* AIM OF THE TASK *
Copy every line from the records that holds the word "Wyślij".

* DATA EXCERPTS *

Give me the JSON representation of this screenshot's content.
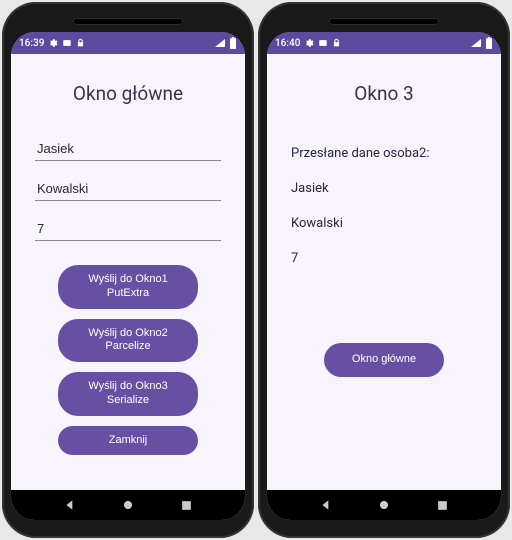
{
  "phone1": {
    "status": {
      "time": "16:39"
    },
    "title": "Okno główne",
    "fields": {
      "first_name": "Jasiek",
      "last_name": "Kowalski",
      "age": "7"
    },
    "buttons": {
      "send1": "Wyślij do Okno1\nPutExtra",
      "send2": "Wyślij do Okno2\nParcelize",
      "send3": "Wyślij do Okno3\nSerialize",
      "close": "Zamknij"
    }
  },
  "phone2": {
    "status": {
      "time": "16:40"
    },
    "title": "Okno 3",
    "received_label": "Przesłane dane osoba2:",
    "received": {
      "first_name": "Jasiek",
      "last_name": "Kowalski",
      "age": "7"
    },
    "buttons": {
      "back": "Okno główne"
    }
  },
  "colors": {
    "accent": "#6750a4",
    "statusbar": "#5b4a9e",
    "background": "#f8f4fb"
  }
}
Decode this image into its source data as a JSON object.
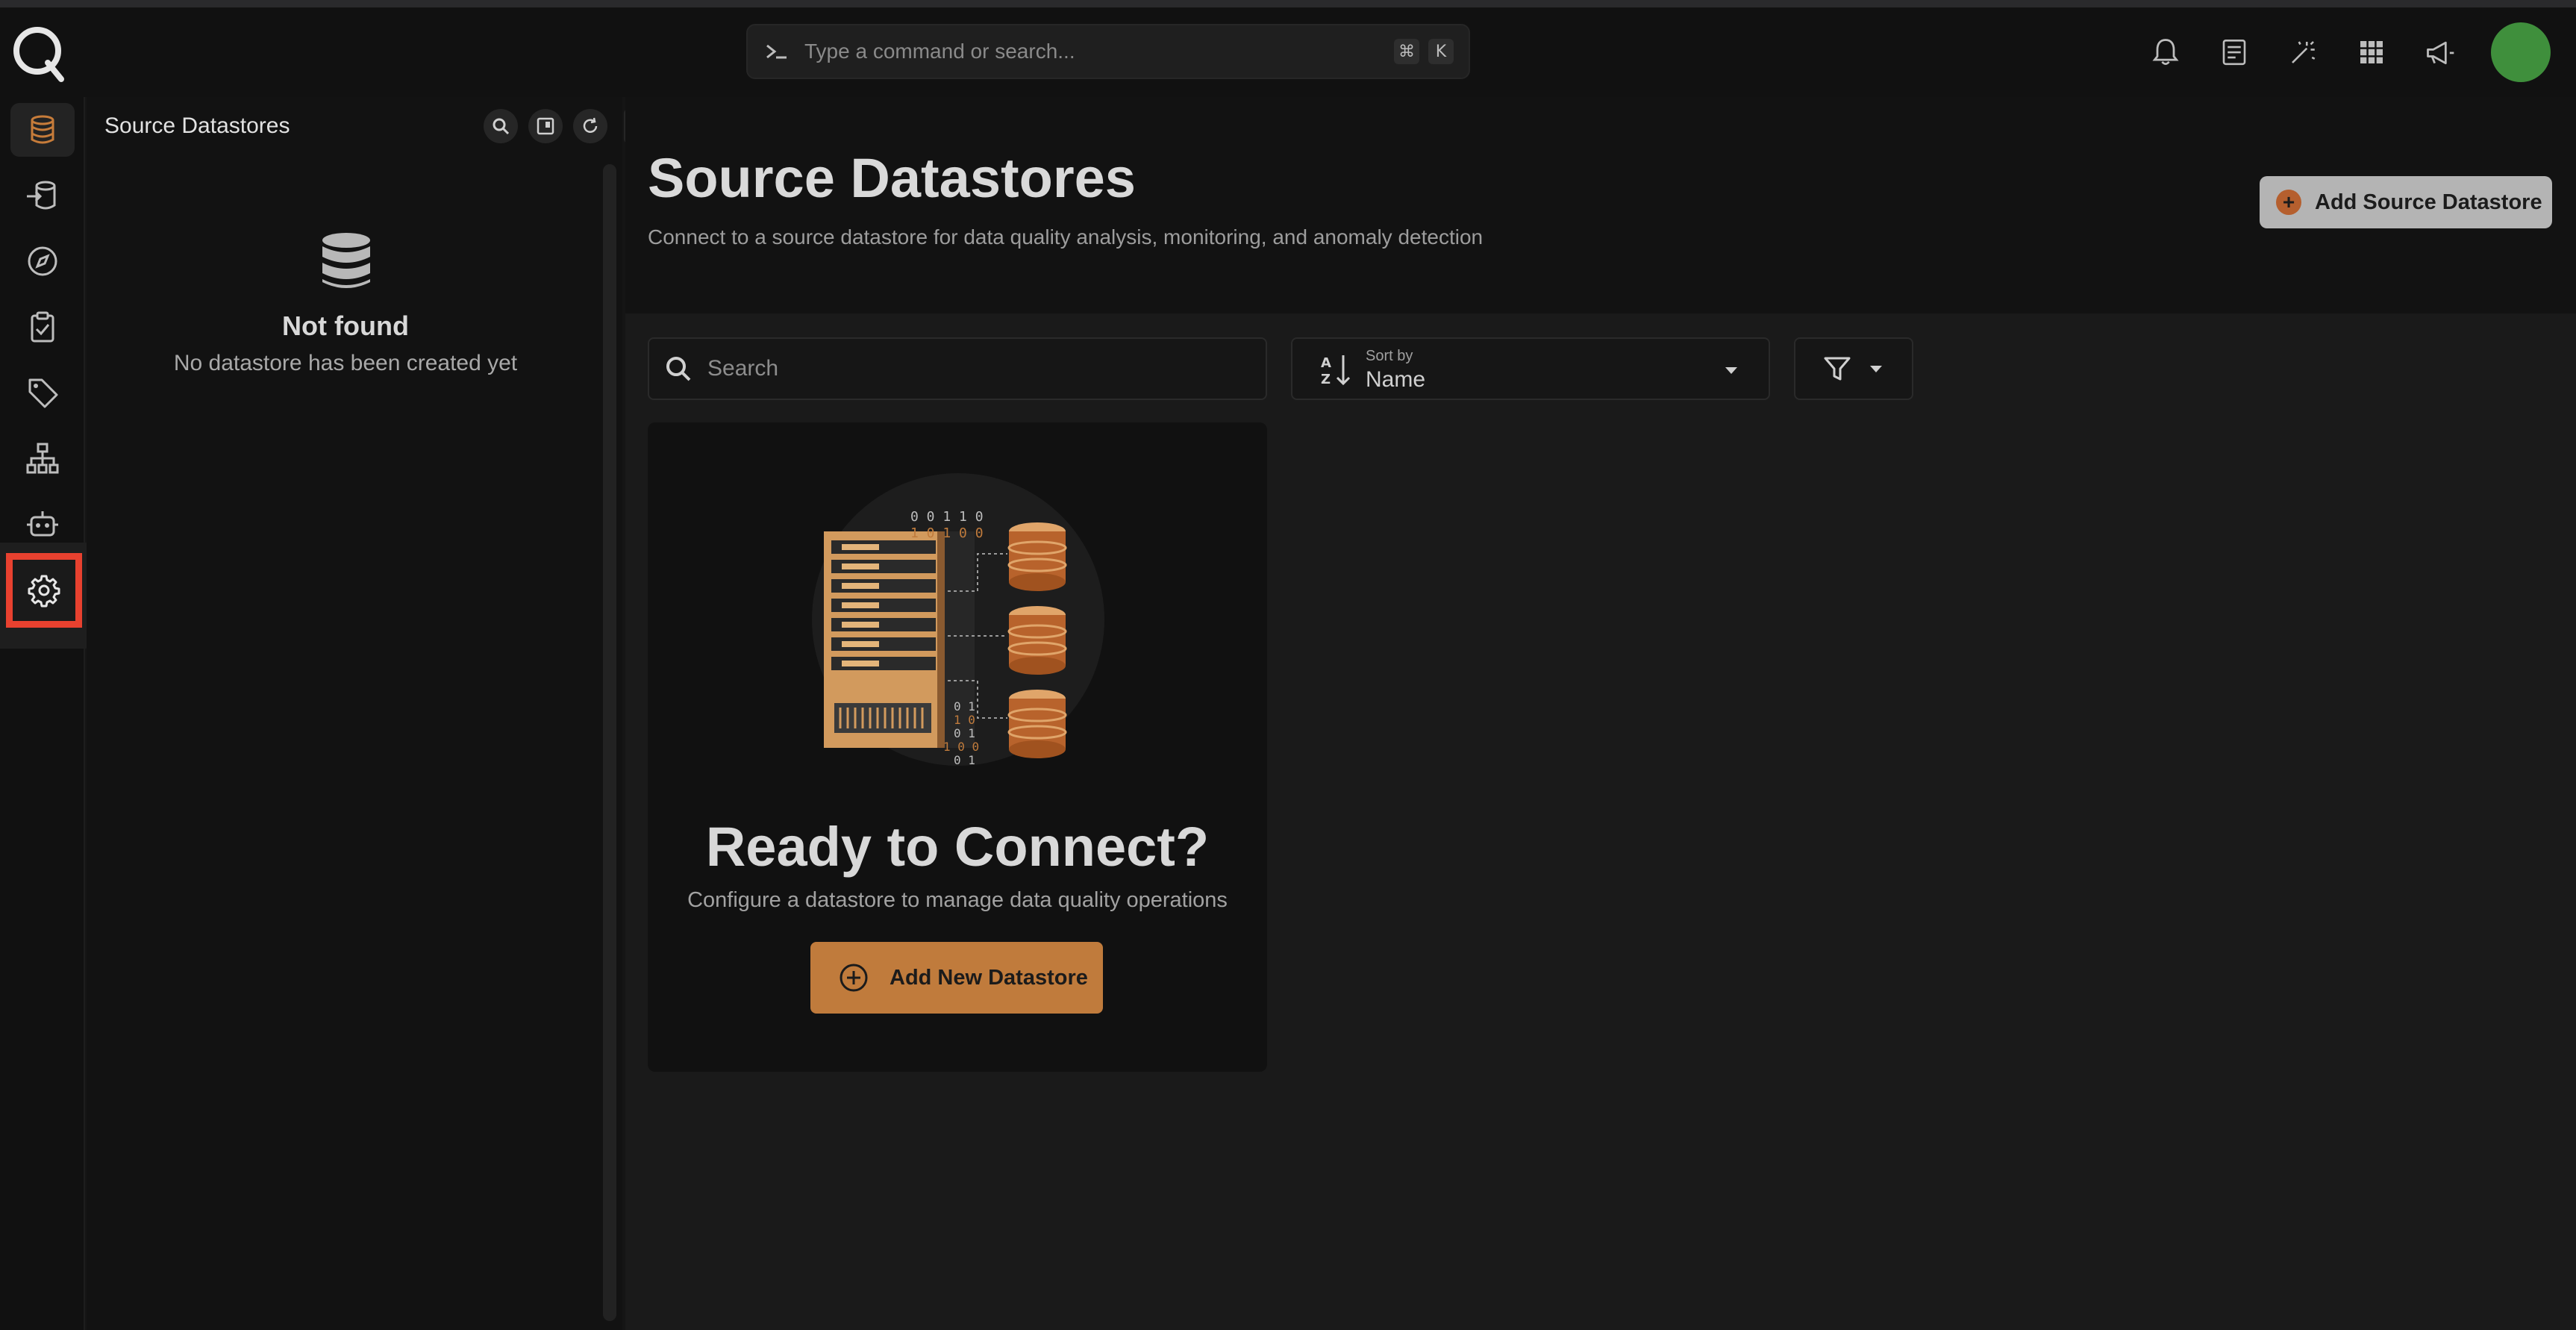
{
  "header": {
    "command_placeholder": "Type a command or search...",
    "shortcut_keys": [
      "⌘",
      "K"
    ]
  },
  "side_panel": {
    "title": "Source Datastores",
    "empty_title": "Not found",
    "empty_subtitle": "No datastore has been created yet"
  },
  "main": {
    "title": "Source Datastores",
    "subtitle": "Connect to a source datastore for data quality analysis, monitoring, and anomaly detection",
    "add_button": "Add Source Datastore",
    "search_placeholder": "Search",
    "sort_label": "Sort by",
    "sort_value": "Name",
    "empty_card": {
      "title": "Ready to Connect?",
      "subtitle": "Configure a datastore to manage data quality operations",
      "button": "Add New Datastore",
      "binary_top": [
        "0 0 1 1 0",
        "1 0 1 0 0"
      ],
      "binary_bottom": [
        "0 1",
        "1 0",
        "0 1",
        "1 0 0",
        "0 1"
      ]
    }
  },
  "colors": {
    "accent": "#c07b3c",
    "highlight": "#e8412f",
    "avatar": "#3f8f3c"
  }
}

* RESPONSE FOR THIS EXERCISE *
      "send1": "Wyślij do Okno1\nPutExtra",
      "send2": "Wyślij do Okno2\nParcelize",
      "send3": "Wyślij do Okno3\nSerialize",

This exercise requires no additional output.